SEC Investigates Two of Its Own After Suspicious Volume of Trades
Saturday, November 29, 2008
The Securities and Exchange Commission, the top U.S. cop for insider trading, is examining whether two of its employees broke agency rules or tapped nonpublic information while making a high volume of trades.
SEC Inspector General David Kotz said his office has reviewed more than two years of brokerage records to see if the investments were approved, properly reported and held for required amounts of time. The probe described in Kotz's semi-annual report to Congress, posted yesterday on the SEC's Web site, also examines whether trades were based on confidential information from casework, co-workers or agency resources.
The report does not suggest investigators found evidence of misconduct. The inquiry was prompted by an allegation that an employee had a high volume of personal securities trading, raising suspicions that the employee may have violated the commission's rules, Kotz wrote. The inquiry later widened to include another person who may have engaged in similar behavior, he said.

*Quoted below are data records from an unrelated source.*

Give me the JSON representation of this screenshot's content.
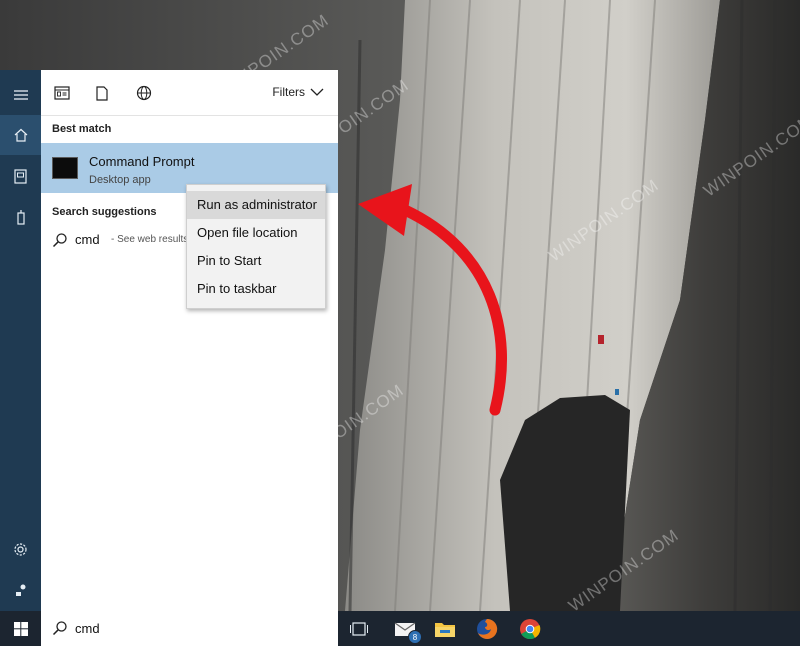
{
  "watermark": "WINPOIN.COM",
  "rail": {
    "items": [
      {
        "name": "hamburger-menu-icon"
      },
      {
        "name": "home-icon"
      },
      {
        "name": "documents-icon"
      },
      {
        "name": "device-icon"
      },
      {
        "name": "settings-icon"
      },
      {
        "name": "feedback-icon"
      }
    ]
  },
  "start_panel": {
    "top_icons": [
      "apps-filter-icon",
      "document-filter-icon",
      "web-filter-icon"
    ],
    "filters_label": "Filters",
    "best_match_title": "Best match",
    "best_match": {
      "title": "Command Prompt",
      "subtitle": "Desktop app"
    },
    "suggestions_title": "Search suggestions",
    "suggestion": {
      "term": "cmd",
      "hint": "- See web results"
    }
  },
  "context_menu": {
    "items": [
      {
        "label": "Run as administrator",
        "highlighted": true
      },
      {
        "label": "Open file location",
        "highlighted": false
      },
      {
        "label": "Pin to Start",
        "highlighted": false
      },
      {
        "label": "Pin to taskbar",
        "highlighted": false
      }
    ]
  },
  "taskbar": {
    "search_text": "cmd",
    "apps": [
      "task-view-icon",
      "mail-icon",
      "file-explorer-icon",
      "firefox-icon",
      "chrome-icon"
    ],
    "mail_badge": "8"
  },
  "colors": {
    "rail": "#1f3a52",
    "selection": "#aacbe6",
    "taskbar": "#1c2530",
    "arrow": "#e8141b"
  }
}
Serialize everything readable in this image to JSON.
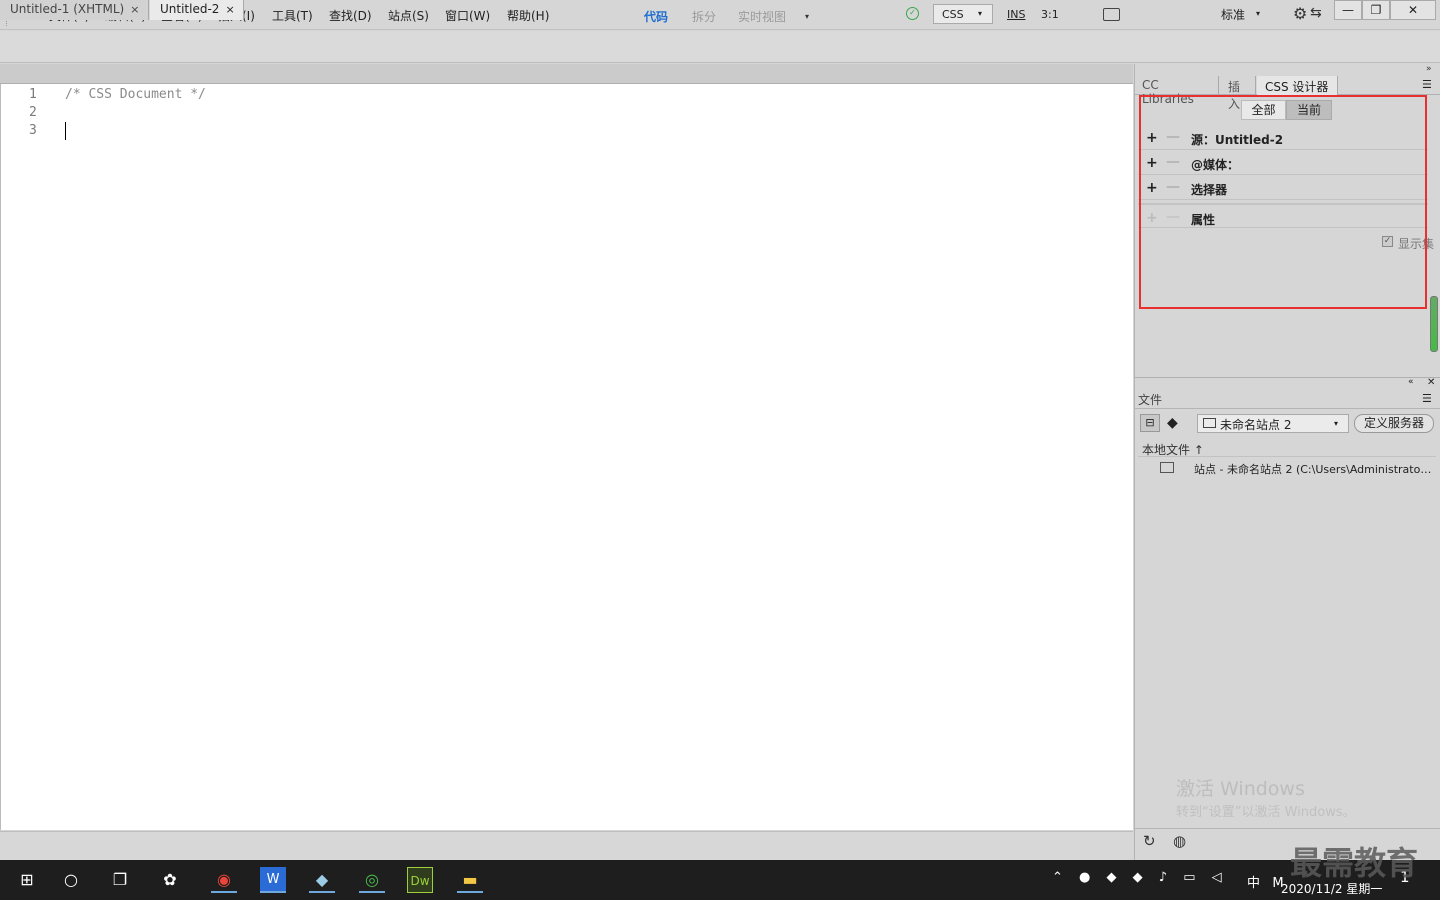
{
  "app": {
    "logo": "Dw"
  },
  "menu": [
    "文件(F)",
    "编辑(E)",
    "查看(V)",
    "插入(I)",
    "工具(T)",
    "查找(D)",
    "站点(S)",
    "窗口(W)",
    "帮助(H)"
  ],
  "workspace": {
    "label": "标准",
    "caret": "▾"
  },
  "window_controls": {
    "minimize": "—",
    "restore": "❐",
    "close": "✕"
  },
  "view_switch": {
    "code": "代码",
    "split": "拆分",
    "live": "实时视图",
    "caret": "▾"
  },
  "doc_tabs": [
    {
      "label": "Untitled-1 (XHTML)",
      "close": "×"
    },
    {
      "label": "Untitled-2",
      "close": "×"
    }
  ],
  "editor": {
    "line_numbers": [
      "1",
      "2",
      "3"
    ],
    "lines": [
      "/* CSS Document */",
      "",
      ""
    ]
  },
  "statusbar": {
    "language": "CSS",
    "ins": "INS",
    "cursor": "3:1"
  },
  "panel_tabs": [
    "CC Libraries",
    "插入",
    "CSS 设计器"
  ],
  "css_designer": {
    "seg_all": "全部",
    "seg_current": "当前",
    "rows": [
      {
        "label": "源：Untitled-2"
      },
      {
        "label": "@媒体："
      },
      {
        "label": "选择器"
      },
      {
        "label": "属性"
      }
    ],
    "show_set_label": "显示集",
    "plus": "+",
    "minus": "—"
  },
  "files_panel": {
    "tab": "文件",
    "site_select": "未命名站点 2",
    "define_server": "定义服务器",
    "local_files": "本地文件 ↑",
    "site_row": "站点 - 未命名站点 2 (C:\\Users\\Administrator\\..."
  },
  "activation": {
    "line1": "激活 Windows",
    "line2": "转到“设置”以激活 Windows。"
  },
  "taskbar": {
    "tray_ime": "中",
    "tray_m": "M",
    "date": "2020/11/2 星期一",
    "notify": "1"
  },
  "watermark": "最需教育",
  "colors": {
    "accent": "#1f6fd1",
    "highlight": "#e8312f",
    "dw_green": "#7bb031"
  }
}
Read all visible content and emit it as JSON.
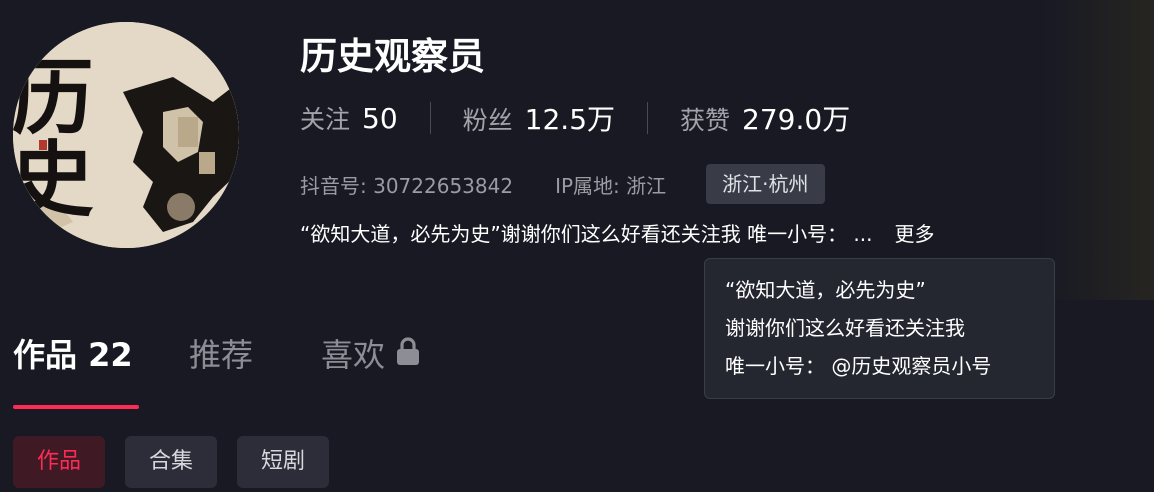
{
  "profile": {
    "name": "历史观察员",
    "stats": [
      {
        "label": "关注",
        "value": "50"
      },
      {
        "label": "粉丝",
        "value": "12.5万"
      },
      {
        "label": "获赞",
        "value": "279.0万"
      }
    ],
    "douyin_id": "抖音号: 30722653842",
    "ip_location": "IP属地: 浙江",
    "location_badge": "浙江·杭州",
    "bio_preview": "“欲知大道，必先为史”谢谢你们这么好看还关注我 唯一小号： ...",
    "bio_more": "更多",
    "avatar_text": "历史"
  },
  "tooltip": {
    "lines": [
      "“欲知大道，必先为史”",
      "谢谢你们这么好看还关注我",
      "唯一小号： @历史观察员小号"
    ]
  },
  "tabs": [
    {
      "label": "作品 22"
    },
    {
      "label": "推荐"
    },
    {
      "label": "喜欢"
    }
  ],
  "subtabs": [
    {
      "label": "作品"
    },
    {
      "label": "合集"
    },
    {
      "label": "短剧"
    }
  ],
  "icons": {
    "lock": "lock-icon"
  },
  "colors": {
    "accent": "#fe2c55",
    "background": "#181923"
  }
}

Kotz has stepped up internal probes at the agency since he was appointed in December, questioning the regulator's policies, personnel decisions and handling of investigations. His report to Congress lists more than a dozen pending probes, from allegations of travel abuse to whether an SEC-issued BlackBerry was sold through eBay, the world's biggest Internet auctioneer. The report did not name anyone under investigation.
The SEC inspector general is responsible for conducting independent probes to detect waste, fraud and abuse.
The two employees sent numerous e-mails discussing stocks and securities transactions from SEC computers, the report said. Investigators are trying to determine whether they violated confidentiality requirements by discussing nonpublic information between themselves or with others outside the agency.
The inquiry will also examine whether the SEC has adequate procedures for monitoring its employees' investments and may make recommendations for improvements, according to the report.
Kotz, reached by phone, declined to comment, as did SEC spokesman Kevin Callahan. A March release by Kotz's office disclosed the inquiry into one employee's trades without specifying how the person might have broken agency rules or obtained secret information.